Component data from apps and pages:
_ _ _ _

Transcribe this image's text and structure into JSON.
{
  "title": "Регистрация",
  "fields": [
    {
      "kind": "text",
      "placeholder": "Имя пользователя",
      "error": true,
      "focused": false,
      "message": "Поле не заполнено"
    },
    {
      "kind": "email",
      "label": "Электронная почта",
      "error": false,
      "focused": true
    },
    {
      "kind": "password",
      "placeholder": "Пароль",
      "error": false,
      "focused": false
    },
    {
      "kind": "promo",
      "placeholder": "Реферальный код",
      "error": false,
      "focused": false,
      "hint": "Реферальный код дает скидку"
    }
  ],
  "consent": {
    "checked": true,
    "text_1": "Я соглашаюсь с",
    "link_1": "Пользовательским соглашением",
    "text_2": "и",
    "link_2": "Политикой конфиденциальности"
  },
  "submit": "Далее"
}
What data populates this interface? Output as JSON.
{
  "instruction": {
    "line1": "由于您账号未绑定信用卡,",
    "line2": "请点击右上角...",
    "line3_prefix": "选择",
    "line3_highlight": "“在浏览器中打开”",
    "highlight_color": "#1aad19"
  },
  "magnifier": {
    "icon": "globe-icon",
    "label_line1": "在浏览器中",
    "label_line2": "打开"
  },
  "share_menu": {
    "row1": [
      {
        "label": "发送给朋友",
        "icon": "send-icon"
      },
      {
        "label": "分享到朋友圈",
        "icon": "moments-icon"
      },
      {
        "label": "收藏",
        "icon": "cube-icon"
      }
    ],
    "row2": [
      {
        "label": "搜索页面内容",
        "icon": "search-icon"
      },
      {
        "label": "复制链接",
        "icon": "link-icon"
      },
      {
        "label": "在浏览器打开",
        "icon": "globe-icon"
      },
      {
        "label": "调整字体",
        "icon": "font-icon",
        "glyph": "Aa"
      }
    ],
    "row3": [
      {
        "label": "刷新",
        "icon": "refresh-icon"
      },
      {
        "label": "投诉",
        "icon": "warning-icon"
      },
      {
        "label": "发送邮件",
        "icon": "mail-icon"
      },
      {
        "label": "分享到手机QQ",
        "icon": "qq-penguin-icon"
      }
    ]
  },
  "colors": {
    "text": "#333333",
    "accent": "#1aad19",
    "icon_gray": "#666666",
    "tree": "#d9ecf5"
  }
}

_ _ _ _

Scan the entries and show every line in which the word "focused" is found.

      "focused": false,
      "focused": true
      "focused": false
      "focused": false,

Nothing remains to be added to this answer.